Items from a data source
- - -

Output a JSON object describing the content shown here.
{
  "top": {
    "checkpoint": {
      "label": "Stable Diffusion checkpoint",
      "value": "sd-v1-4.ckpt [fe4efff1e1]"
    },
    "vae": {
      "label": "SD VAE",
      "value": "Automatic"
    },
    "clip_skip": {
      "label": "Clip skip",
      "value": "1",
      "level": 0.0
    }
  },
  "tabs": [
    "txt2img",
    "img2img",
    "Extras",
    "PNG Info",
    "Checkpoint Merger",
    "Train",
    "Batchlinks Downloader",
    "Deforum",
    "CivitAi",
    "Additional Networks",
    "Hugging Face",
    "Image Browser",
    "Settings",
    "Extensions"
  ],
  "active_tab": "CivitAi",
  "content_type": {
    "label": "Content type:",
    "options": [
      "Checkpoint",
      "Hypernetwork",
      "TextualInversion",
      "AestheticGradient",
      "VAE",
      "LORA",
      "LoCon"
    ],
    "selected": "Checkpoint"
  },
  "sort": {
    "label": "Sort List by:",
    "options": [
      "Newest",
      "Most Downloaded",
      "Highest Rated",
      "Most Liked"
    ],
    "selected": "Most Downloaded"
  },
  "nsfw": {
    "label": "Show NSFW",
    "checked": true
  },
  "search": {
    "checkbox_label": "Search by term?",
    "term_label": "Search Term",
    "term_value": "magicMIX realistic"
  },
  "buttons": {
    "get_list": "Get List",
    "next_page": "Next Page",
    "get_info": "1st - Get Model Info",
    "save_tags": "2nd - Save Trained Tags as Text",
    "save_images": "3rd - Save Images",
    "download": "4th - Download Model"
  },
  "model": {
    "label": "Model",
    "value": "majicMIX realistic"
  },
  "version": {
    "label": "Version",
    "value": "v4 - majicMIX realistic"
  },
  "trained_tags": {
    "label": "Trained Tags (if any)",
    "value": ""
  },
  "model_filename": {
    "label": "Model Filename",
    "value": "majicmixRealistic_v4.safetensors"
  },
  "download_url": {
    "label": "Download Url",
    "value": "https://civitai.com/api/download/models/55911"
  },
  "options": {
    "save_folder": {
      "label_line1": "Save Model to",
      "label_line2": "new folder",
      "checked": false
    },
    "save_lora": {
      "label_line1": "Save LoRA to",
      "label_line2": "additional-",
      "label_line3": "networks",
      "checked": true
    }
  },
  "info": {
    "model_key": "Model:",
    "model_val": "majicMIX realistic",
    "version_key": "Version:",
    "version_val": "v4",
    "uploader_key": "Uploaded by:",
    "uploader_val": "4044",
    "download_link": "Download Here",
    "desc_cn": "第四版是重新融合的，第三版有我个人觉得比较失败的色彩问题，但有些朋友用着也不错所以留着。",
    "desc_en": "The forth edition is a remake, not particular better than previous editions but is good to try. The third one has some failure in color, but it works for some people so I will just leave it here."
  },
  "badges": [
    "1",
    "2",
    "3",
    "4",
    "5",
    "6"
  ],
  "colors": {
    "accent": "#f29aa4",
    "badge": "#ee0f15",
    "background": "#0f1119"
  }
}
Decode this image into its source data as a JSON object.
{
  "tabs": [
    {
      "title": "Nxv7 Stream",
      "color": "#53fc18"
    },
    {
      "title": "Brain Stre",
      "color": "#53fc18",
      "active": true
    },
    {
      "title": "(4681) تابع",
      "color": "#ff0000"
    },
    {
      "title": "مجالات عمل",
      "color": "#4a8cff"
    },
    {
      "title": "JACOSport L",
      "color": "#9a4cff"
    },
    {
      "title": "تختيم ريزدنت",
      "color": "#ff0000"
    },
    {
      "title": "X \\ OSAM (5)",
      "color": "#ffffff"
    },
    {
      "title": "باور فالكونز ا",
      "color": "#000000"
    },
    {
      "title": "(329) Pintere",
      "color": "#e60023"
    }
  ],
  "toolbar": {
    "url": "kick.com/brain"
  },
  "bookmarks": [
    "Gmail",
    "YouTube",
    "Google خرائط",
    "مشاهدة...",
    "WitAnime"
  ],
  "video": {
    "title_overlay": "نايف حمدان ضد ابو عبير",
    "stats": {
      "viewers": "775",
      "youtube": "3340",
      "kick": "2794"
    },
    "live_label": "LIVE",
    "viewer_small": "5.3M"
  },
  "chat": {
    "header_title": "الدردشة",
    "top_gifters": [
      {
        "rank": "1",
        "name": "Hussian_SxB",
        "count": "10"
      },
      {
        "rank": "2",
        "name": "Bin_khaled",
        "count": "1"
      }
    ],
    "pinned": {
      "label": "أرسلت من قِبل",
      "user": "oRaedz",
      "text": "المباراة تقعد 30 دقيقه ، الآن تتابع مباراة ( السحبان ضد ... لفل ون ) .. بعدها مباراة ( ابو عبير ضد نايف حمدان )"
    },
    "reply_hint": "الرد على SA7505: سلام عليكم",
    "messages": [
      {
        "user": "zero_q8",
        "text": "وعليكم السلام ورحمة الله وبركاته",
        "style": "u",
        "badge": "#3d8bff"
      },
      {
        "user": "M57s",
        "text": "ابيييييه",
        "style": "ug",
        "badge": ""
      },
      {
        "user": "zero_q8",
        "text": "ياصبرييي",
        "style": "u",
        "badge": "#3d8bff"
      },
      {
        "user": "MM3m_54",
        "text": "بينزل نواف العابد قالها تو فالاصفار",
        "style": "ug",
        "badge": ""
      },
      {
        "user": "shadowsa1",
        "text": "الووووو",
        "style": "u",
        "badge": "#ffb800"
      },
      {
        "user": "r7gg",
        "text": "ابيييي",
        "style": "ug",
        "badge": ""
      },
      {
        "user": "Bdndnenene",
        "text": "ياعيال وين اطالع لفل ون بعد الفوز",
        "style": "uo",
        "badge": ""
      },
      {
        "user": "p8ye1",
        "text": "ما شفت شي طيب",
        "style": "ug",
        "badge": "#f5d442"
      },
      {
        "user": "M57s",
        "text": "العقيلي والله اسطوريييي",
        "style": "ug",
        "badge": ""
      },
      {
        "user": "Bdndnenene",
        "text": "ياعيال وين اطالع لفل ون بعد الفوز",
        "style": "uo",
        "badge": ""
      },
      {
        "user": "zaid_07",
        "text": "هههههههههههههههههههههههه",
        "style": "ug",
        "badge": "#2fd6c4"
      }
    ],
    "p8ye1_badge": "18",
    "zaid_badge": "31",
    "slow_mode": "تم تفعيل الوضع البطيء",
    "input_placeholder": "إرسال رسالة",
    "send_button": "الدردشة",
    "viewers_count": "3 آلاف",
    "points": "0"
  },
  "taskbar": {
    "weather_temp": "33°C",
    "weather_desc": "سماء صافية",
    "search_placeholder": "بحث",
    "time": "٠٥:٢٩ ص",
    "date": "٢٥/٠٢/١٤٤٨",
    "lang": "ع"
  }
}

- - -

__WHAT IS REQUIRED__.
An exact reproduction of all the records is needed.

__TASK RESPONSE__.
Output a JSON object describing the content shown here.
{
  "top": {
    "checkpoint": {
      "label": "Stable Diffusion checkpoint",
      "value": "sd-v1-4.ckpt [fe4efff1e1]"
    },
    "vae": {
      "label": "SD VAE",
      "value": "Automatic"
    },
    "clip_skip": {
      "label": "Clip skip",
      "value": "1",
      "level": 0.0
    }
  },
  "tabs": [
    "txt2img",
    "img2img",
    "Extras",
    "PNG Info",
    "Checkpoint Merger",
    "Train",
    "Batchlinks Downloader",
    "Deforum",
    "CivitAi",
    "Additional Networks",
    "Hugging Face",
    "Image Browser",
    "Settings",
    "Extensions"
  ],
  "active_tab": "CivitAi",
  "content_type": {
    "label": "Content type:",
    "options": [
      "Checkpoint",
      "Hypernetwork",
      "TextualInversion",
      "AestheticGradient",
      "VAE",
      "LORA",
      "LoCon"
    ],
    "selected": "Checkpoint"
  },
  "sort": {
    "label": "Sort List by:",
    "options": [
      "Newest",
      "Most Downloaded",
      "Highest Rated",
      "Most Liked"
    ],
    "selected": "Most Downloaded"
  },
  "nsfw": {
    "label": "Show NSFW",
    "checked": true
  },
  "search": {
    "checkbox_label": "Search by term?",
    "term_label": "Search Term",
    "term_value": "magicMIX realistic"
  },
  "buttons": {
    "get_list": "Get List",
    "next_page": "Next Page",
    "get_info": "1st - Get Model Info",
    "save_tags": "2nd - Save Trained Tags as Text",
    "save_images": "3rd - Save Images",
    "download": "4th - Download Model"
  },
  "model": {
    "label": "Model",
    "value": "majicMIX realistic"
  },
  "version": {
    "label": "Version",
    "value": "v4 - majicMIX realistic"
  },
  "trained_tags": {
    "label": "Trained Tags (if any)",
    "value": ""
  },
  "model_filename": {
    "label": "Model Filename",
    "value": "majicmixRealistic_v4.safetensors"
  },
  "download_url": {
    "label": "Download Url",
    "value": "https://civitai.com/api/download/models/55911"
  },
  "options": {
    "save_folder": {
      "label_line1": "Save Model to",
      "label_line2": "new folder",
      "checked": false
    },
    "save_lora": {
      "label_line1": "Save LoRA to",
      "label_line2": "additional-",
      "label_line3": "networks",
      "checked": true
    }
  },
  "info": {
    "model_key": "Model:",
    "model_val": "majicMIX realistic",
    "version_key": "Version:",
    "version_val": "v4",
    "uploader_key": "Uploaded by:",
    "uploader_val": "4044",
    "download_link": "Download Here",
    "desc_cn": "第四版是重新融合的，第三版有我个人觉得比较失败的色彩问题，但有些朋友用着也不错所以留着。",
    "desc_en": "The forth edition is a remake, not particular better than previous editions but is good to try. The third one has some failure in color, but it works for some people so I will just leave it here."
  },
  "badges": [
    "1",
    "2",
    "3",
    "4",
    "5",
    "6"
  ],
  "colors": {
    "accent": "#f29aa4",
    "badge": "#ee0f15",
    "background": "#0f1119"
  }
}
Decode this image into its source data as a JSON object.
{
  "tabs": [
    {
      "title": "Nxv7 Stream",
      "color": "#53fc18"
    },
    {
      "title": "Brain Stre",
      "color": "#53fc18",
      "active": true
    },
    {
      "title": "(4681) تابع",
      "color": "#ff0000"
    },
    {
      "title": "مجالات عمل",
      "color": "#4a8cff"
    },
    {
      "title": "JACOSport L",
      "color": "#9a4cff"
    },
    {
      "title": "تختيم ريزدنت",
      "color": "#ff0000"
    },
    {
      "title": "X \\ OSAM (5)",
      "color": "#ffffff"
    },
    {
      "title": "باور فالكونز ا",
      "color": "#000000"
    },
    {
      "title": "(329) Pintere",
      "color": "#e60023"
    }
  ],
  "toolbar": {
    "url": "kick.com/brain"
  },
  "bookmarks": [
    "Gmail",
    "YouTube",
    "Google خرائط",
    "مشاهدة...",
    "WitAnime"
  ],
  "video": {
    "title_overlay": "نايف حمدان ضد ابو عبير",
    "stats": {
      "viewers": "775",
      "youtube": "3340",
      "kick": "2794"
    },
    "live_label": "LIVE",
    "viewer_small": "5.3M"
  },
  "chat": {
    "header_title": "الدردشة",
    "top_gifters": [
      {
        "rank": "1",
        "name": "Hussian_SxB",
        "count": "10"
      },
      {
        "rank": "2",
        "name": "Bin_khaled",
        "count": "1"
      }
    ],
    "pinned": {
      "label": "أرسلت من قِبل",
      "user": "oRaedz",
      "text": "المباراة تقعد 30 دقيقه ، الآن تتابع مباراة ( السحبان ضد ... لفل ون ) .. بعدها مباراة ( ابو عبير ضد نايف حمدان )"
    },
    "reply_hint": "الرد على SA7505: سلام عليكم",
    "messages": [
      {
        "user": "zero_q8",
        "text": "وعليكم السلام ورحمة الله وبركاته",
        "style": "u",
        "badge": "#3d8bff"
      },
      {
        "user": "M57s",
        "text": "ابيييييه",
        "style": "ug",
        "badge": ""
      },
      {
        "user": "zero_q8",
        "text": "ياصبرييي",
        "style": "u",
        "badge": "#3d8bff"
      },
      {
        "user": "MM3m_54",
        "text": "بينزل نواف العابد قالها تو فالاصفار",
        "style": "ug",
        "badge": ""
      },
      {
        "user": "shadowsa1",
        "text": "الووووو",
        "style": "u",
        "badge": "#ffb800"
      },
      {
        "user": "r7gg",
        "text": "ابيييي",
        "style": "ug",
        "badge": ""
      },
      {
        "user": "Bdndnenene",
        "text": "ياعيال وين اطالع لفل ون بعد الفوز",
        "style": "uo",
        "badge": ""
      },
      {
        "user": "p8ye1",
        "text": "ما شفت شي طيب",
        "style": "ug",
        "badge": "#f5d442"
      },
      {
        "user": "M57s",
        "text": "العقيلي والله اسطوريييي",
        "style": "ug",
        "badge": ""
      },
      {
        "user": "Bdndnenene",
        "text": "ياعيال وين اطالع لفل ون بعد الفوز",
        "style": "uo",
        "badge": ""
      },
      {
        "user": "zaid_07",
        "text": "هههههههههههههههههههههههه",
        "style": "ug",
        "badge": "#2fd6c4"
      }
    ],
    "p8ye1_badge": "18",
    "zaid_badge": "31",
    "slow_mode": "تم تفعيل الوضع البطيء",
    "input_placeholder": "إرسال رسالة",
    "send_button": "الدردشة",
    "viewers_count": "3 آلاف",
    "points": "0"
  },
  "taskbar": {
    "weather_temp": "33°C",
    "weather_desc": "سماء صافية",
    "search_placeholder": "بحث",
    "time": "٠٥:٢٩ ص",
    "date": "٢٥/٠٢/١٤٤٨",
    "lang": "ع"
  }
}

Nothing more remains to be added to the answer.